Segment Start: DATA FOR ANALYSIS

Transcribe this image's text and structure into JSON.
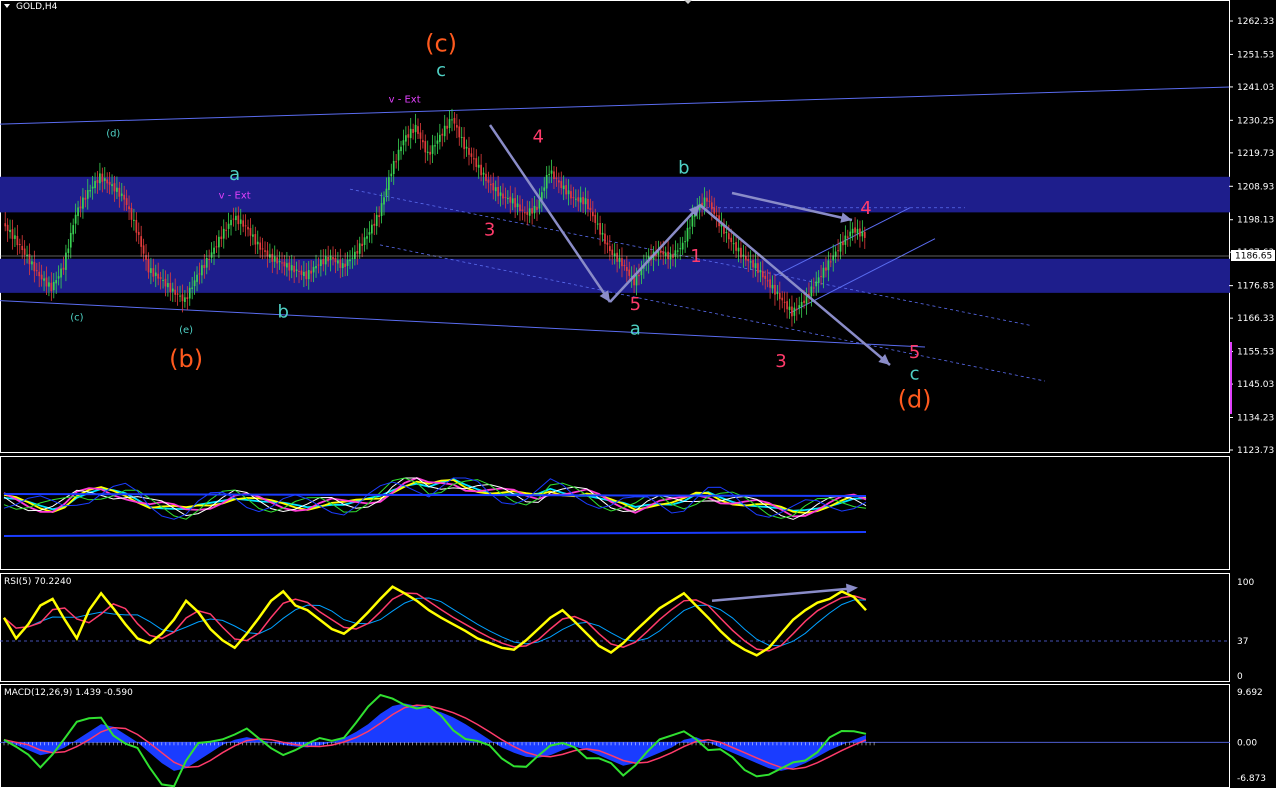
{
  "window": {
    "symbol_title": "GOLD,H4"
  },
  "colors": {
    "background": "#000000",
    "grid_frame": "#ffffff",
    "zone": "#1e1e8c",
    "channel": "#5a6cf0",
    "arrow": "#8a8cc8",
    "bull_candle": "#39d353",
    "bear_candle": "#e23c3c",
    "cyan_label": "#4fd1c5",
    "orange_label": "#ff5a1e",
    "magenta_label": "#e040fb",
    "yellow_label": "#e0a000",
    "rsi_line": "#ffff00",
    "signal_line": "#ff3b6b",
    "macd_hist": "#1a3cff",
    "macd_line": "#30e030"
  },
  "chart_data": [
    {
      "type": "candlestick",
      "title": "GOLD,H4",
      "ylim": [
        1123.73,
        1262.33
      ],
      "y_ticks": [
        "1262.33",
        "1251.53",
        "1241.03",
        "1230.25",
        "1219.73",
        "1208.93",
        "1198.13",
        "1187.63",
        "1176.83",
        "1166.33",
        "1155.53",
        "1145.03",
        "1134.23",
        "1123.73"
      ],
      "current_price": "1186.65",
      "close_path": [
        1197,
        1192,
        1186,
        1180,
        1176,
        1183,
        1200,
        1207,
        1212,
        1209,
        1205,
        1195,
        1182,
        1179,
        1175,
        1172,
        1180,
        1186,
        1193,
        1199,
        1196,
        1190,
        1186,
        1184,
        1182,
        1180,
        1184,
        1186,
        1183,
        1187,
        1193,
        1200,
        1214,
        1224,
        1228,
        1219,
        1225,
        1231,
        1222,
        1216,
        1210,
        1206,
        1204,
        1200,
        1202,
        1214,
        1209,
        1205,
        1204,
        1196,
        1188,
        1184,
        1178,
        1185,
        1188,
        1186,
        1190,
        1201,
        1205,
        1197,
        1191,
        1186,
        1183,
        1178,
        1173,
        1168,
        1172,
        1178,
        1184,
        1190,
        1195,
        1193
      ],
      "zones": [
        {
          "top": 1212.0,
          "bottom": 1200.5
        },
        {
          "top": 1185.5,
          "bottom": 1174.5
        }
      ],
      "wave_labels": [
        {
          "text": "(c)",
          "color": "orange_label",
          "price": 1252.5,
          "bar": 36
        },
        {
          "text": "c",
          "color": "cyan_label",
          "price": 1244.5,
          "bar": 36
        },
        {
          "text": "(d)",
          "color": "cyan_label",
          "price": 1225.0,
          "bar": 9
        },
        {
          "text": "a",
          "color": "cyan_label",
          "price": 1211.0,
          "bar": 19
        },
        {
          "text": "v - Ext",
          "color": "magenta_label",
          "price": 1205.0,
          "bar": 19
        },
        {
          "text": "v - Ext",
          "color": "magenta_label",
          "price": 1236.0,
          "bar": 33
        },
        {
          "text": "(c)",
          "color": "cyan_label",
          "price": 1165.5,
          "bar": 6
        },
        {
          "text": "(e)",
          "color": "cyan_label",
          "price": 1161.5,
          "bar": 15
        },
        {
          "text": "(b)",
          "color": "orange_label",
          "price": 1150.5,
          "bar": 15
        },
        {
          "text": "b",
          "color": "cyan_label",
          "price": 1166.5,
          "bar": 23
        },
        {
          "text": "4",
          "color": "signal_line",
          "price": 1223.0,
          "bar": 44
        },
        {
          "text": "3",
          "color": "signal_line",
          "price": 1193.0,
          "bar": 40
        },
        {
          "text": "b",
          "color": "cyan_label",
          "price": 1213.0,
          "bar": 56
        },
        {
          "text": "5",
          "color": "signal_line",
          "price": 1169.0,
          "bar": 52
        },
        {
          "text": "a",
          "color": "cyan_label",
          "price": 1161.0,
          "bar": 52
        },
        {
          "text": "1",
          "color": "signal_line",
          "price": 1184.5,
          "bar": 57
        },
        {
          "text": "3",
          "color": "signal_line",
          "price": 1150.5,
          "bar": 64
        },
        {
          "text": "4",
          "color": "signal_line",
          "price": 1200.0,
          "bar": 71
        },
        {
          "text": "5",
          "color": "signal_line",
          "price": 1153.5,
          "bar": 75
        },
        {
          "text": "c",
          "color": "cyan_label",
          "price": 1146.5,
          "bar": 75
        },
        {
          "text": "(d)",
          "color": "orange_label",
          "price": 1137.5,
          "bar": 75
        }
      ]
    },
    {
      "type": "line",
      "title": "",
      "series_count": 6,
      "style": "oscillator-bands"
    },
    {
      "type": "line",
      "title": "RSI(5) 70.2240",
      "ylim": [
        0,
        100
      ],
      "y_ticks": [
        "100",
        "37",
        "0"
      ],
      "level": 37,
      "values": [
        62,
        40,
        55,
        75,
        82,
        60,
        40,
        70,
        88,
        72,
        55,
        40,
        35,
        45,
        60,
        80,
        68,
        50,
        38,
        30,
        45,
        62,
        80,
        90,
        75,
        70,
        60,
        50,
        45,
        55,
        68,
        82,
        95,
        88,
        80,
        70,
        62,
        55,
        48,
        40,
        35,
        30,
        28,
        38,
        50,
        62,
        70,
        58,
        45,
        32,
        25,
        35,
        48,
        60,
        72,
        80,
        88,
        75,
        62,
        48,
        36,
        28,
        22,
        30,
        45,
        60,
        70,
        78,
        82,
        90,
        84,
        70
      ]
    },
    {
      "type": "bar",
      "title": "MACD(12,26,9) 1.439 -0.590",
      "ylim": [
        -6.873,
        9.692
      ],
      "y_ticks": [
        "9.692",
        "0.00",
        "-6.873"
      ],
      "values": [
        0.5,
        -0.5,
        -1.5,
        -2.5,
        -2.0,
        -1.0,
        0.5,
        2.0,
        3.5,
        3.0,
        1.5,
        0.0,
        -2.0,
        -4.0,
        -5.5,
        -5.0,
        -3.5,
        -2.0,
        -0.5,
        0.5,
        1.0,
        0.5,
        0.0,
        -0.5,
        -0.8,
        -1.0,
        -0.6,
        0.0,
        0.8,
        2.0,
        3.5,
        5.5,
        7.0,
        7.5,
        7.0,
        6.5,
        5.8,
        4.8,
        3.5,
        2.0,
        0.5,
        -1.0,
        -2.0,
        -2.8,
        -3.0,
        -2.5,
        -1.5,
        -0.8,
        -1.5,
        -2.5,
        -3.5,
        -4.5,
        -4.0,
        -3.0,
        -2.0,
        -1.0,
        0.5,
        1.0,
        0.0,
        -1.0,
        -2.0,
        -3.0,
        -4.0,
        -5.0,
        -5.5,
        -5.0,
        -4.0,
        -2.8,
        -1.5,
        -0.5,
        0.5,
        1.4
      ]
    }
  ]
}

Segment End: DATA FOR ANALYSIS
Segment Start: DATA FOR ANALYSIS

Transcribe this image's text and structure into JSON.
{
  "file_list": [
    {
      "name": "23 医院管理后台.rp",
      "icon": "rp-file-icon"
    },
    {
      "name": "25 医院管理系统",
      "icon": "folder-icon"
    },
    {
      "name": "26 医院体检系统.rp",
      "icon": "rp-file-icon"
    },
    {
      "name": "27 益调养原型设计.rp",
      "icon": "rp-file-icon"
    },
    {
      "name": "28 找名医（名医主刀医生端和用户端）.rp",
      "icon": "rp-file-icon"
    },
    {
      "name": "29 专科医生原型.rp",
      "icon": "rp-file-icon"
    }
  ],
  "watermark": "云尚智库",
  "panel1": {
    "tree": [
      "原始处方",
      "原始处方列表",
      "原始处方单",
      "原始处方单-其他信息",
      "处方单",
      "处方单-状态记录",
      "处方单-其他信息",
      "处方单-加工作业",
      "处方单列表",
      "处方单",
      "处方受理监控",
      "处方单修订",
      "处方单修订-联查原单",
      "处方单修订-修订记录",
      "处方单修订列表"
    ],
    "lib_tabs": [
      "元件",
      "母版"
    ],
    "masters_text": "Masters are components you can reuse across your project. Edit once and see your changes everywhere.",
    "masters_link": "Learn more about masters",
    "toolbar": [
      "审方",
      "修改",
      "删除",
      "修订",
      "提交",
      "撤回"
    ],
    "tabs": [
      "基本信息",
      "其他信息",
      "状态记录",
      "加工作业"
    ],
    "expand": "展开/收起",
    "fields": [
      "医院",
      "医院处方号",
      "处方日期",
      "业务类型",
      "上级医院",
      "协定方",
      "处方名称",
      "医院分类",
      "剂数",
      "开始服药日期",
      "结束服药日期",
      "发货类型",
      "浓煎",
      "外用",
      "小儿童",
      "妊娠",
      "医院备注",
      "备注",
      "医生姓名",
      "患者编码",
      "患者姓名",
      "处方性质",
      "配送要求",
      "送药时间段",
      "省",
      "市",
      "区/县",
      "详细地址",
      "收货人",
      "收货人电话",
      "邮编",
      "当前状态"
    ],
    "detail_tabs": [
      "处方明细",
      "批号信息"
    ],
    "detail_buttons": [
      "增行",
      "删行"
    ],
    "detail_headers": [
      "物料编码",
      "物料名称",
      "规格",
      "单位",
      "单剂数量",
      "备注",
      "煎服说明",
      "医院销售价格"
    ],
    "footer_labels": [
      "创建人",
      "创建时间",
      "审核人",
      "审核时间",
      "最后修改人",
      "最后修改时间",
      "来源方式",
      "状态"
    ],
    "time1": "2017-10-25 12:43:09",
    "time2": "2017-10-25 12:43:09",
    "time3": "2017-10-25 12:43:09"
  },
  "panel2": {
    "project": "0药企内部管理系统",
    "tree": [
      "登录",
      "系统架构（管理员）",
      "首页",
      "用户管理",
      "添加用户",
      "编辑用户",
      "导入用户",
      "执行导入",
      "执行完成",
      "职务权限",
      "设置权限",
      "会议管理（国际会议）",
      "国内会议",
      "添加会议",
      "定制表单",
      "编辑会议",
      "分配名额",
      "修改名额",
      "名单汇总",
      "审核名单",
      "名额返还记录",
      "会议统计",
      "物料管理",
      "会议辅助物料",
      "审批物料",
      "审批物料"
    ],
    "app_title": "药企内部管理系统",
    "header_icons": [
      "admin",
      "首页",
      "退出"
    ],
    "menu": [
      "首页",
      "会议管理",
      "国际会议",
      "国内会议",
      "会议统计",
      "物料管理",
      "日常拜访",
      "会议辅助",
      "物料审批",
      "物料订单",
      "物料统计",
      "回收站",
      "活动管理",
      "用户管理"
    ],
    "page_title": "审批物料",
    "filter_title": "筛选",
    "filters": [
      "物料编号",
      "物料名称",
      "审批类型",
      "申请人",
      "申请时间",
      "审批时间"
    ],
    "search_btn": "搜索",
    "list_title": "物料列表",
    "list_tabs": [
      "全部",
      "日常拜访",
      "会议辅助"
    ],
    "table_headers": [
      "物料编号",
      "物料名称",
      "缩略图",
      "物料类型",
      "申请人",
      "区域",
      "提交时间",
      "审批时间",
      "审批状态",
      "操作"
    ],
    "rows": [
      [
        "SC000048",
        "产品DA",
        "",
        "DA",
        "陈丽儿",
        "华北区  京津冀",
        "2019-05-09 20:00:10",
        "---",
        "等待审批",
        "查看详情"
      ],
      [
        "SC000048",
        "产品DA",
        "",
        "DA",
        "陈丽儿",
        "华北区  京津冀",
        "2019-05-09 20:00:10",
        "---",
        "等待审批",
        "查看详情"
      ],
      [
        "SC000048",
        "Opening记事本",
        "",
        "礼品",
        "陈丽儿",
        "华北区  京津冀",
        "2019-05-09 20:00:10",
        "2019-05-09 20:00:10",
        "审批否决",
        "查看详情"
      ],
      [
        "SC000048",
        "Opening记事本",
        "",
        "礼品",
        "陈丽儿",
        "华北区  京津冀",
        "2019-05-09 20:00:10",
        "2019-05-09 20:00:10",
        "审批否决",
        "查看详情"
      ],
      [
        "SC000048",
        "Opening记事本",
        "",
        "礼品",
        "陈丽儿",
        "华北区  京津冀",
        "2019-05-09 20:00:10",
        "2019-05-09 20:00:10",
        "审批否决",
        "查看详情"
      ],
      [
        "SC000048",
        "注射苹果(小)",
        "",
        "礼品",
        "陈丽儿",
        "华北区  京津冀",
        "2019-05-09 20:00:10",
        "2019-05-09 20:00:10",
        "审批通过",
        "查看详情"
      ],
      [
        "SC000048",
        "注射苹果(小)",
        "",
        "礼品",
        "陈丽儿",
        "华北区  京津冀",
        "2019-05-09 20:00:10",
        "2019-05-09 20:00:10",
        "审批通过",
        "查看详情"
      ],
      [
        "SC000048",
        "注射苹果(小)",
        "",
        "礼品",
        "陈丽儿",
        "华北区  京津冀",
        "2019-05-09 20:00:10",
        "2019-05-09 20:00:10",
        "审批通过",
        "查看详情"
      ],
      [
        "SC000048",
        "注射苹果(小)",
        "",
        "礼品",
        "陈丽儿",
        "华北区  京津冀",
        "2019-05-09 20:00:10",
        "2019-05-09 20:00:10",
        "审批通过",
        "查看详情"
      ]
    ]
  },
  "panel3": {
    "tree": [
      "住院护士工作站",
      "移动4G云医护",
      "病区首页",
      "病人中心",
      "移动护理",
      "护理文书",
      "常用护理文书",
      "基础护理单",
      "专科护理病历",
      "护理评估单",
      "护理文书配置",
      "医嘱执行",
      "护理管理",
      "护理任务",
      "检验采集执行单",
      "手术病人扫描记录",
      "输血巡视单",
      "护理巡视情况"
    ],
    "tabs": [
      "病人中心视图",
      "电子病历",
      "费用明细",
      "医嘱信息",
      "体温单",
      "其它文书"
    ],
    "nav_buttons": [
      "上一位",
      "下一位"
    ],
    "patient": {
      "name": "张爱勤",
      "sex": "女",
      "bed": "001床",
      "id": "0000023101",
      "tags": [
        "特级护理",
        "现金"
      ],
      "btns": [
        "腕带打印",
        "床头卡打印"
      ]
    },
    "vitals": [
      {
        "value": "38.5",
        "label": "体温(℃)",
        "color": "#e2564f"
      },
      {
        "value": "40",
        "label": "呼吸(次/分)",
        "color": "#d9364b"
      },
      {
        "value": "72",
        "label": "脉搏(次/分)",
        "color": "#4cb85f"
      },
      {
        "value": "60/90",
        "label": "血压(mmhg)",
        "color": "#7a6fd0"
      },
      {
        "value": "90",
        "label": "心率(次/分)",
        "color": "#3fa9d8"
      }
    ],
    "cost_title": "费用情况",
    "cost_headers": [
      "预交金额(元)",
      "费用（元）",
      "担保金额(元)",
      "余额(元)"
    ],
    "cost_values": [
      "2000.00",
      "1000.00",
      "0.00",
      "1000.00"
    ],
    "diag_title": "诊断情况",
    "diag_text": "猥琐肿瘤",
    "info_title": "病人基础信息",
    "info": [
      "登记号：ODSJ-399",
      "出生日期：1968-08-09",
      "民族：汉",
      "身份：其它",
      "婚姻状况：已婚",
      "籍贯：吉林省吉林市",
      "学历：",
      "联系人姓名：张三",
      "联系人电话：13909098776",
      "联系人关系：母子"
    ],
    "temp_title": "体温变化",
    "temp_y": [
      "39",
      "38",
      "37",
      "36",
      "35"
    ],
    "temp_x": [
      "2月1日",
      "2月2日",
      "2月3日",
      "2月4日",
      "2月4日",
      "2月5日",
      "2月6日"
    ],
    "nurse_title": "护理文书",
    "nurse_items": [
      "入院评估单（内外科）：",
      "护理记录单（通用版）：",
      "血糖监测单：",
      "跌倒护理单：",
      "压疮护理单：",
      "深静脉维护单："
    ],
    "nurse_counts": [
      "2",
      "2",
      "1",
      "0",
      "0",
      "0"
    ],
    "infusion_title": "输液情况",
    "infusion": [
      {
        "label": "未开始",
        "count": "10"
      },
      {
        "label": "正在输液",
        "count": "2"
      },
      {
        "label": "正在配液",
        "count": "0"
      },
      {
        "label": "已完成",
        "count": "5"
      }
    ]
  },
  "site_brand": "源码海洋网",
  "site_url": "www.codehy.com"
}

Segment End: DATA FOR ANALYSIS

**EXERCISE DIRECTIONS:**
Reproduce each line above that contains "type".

**SOLUTION FOR THIS EXERCISE:**
      "type": "candlestick",
      "type": "line",
      "type": "line",
      "type": "bar",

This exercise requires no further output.